Carulli: Opus 211 No.1 - Andante| Easy Classical Guitar in Standard Notation and Guitar Tab
Study in C - Opus 211 No.1
Here's an easy classical guitar piece by Ferdinando Carulli, the Italian composer and guitar virtuoso of the late 18th and early 19th century. This one is very short. It's two eight-bar sections repeated once, so it's just a total of thirty two bars, which makes it very easy to memorise. Play it with lively, bouncy feel to get the best effect.
You can hear an audio demo track and follow the score in the video capsule (preferably in full-screen mode and high quality playback). The static score below the video is more useful for seeing it in its entirety and studying it at your leisure.
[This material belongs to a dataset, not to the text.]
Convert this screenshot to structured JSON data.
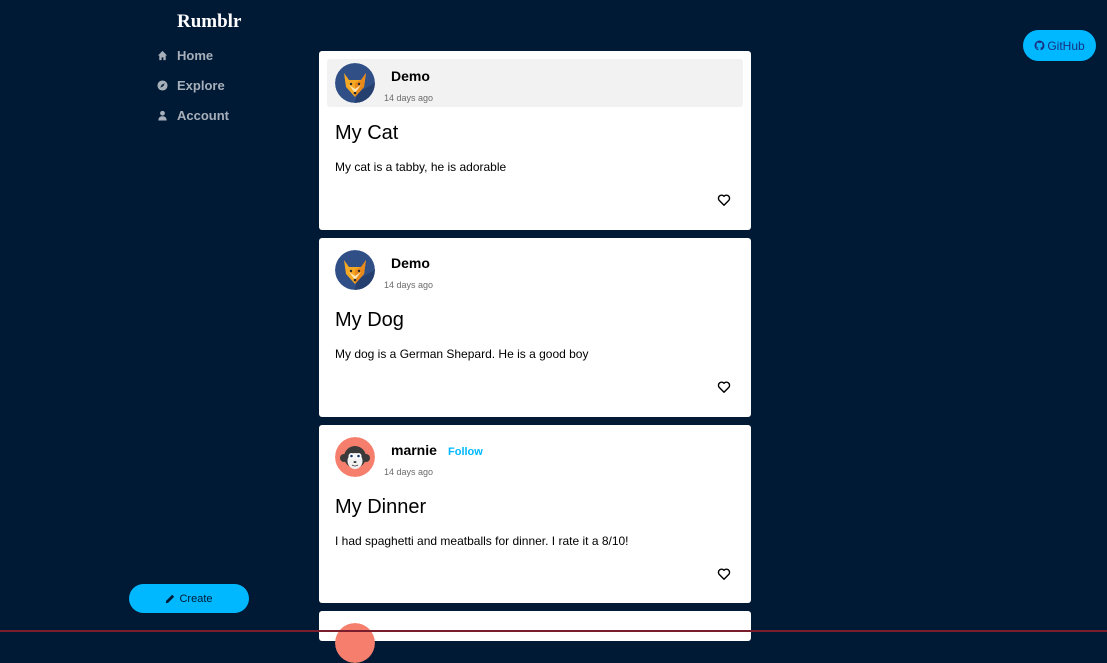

The audio track is software-generated so don't be looking for any kind of artistic interpretation - it's just the right notes in the right order.
Magnify the score below the video if necessary using the HubPages Gallery feature. Point to any image and click the 'see all photos' link when it appears. This will show each staff individually large and clear.
Carulli: Study in C
Carulli: Study in C - Playing Tips for Learners
This is technically an easy classical guitar piece as it has no difficult stretches or tricky rhythms, but it needs to be played quite fast for it to sound good. Start off slow, though, and don't forget you can slow the video down on the video quality settings.
The piece consists of two sections that are played twice. The repeat signs tell you where one section ends and the other begins in case it's not obvious.
The fingering is shown in places for both your picking hand and fretting hand. They are just for guidance, and you can change it to suit. See the fingering diagram for the finger labels used in classical guitar pieces if you don't already know them. Non-classical fingerstyle guitarists tend to use a different picking-hand convention (T-I-M-R) but the fretting hand numbering is the same.
The whole piece stays within the first position of the fretboard, although, if you follow the fingering instructions, you'll need your 1st finger on fret 2 a few times. So it looks like it's going into second position but it's just because your 2nd finger is needed elsewhere.
Time Signature and rhythm
The time signature of 'two-four' means two steady quarter note beats per bar. The only difficulty in the rhythm is the rhythmic figure of a dotted 16th note followed by a 32nd note that appears at the start and elsewhere. It's more difficult to read than play, however, so if you can't figure it out from the notation, use the audio track to let your hear how it sounds and just copy that. At the start of section two, you can see the melody and bass are composed of 8th notes that are out of step with each other. The two parts combine to produce a series of rapid 16th notes. Just fill in the bass note with your i (picking-hand) finger between the melody notes to get the effect.
C E G
G B D (F)
Dominant (going home)
B D# F#
E G B
F A C
D F# A
E G# B
A C E
Key and Chords
If you're interested in the chord structure of the guitar music that you play, then read on. It's not necessary to know about the chords and harmonies of the pieces you learn, but it can give you more confidence in your playing if you do.
The piece starts in the home key of C major and alternates between the tonic or 'home' chord of C major and the chord of G major, called the dominant chord. That's the one that drives us home to the tonic. The piece then modulates (changes key) to the key of E minor in bar 8.
After reaching E minor (and repeating the section), it's straight back into the key of C major for section two. This section briefly flirts with two more keys all within the last four bars. The F# and D notes on the last beat of bar 13 imply a D major chord resolving to G major. Then we see E major resolving to A minor.
Both D major and E major are foreign to the home key of C major, so they sound a little out of place and create an expectation to go somewhere not so out of place. They're called secondary dominants in this role because by resolving to G major and A minor, in the same way that the 'primary' dominant chord G major progresses to the home chord of C major, they make those chords sound like the tonic or home chords of their own keys. This process is called tonicisation and is very common in virually all Western music styles. It's how most modulations to new keys are achieved.
Ferdinando Carulli (1770-1841) was an important guitar composer, teacher and performer from Naples in Italy. His compositions range from easy classical guitar pieces written for beginners up to pieces that probably only he could manage. You can read more about Ferdinando Carulli on Wikipedia
Three more easy classical guitar pieces to try.
Wilson's Wilde - a Renaissance - Elizabethan, English traditional piece in typical 'olde-worlde' style.
Bourree in E minor - a Baroque Period lute piece By J.S. Bach. It's not an easy classical guitar piece but is worth the effort to learn it.
Study in A minor by Giuliani. An impressive sounding but quite simple piece by Giuliani, a contemporary of Carulli.
The music is by Ferdinando Carulli (1770-1841) and is in the Public Domain.
The score, audio track and images are by chasmac and produced with Finale, Goldwave and Photoshop.
The article text is by chasmac for publication on HubPages only.
© 2014 chasmac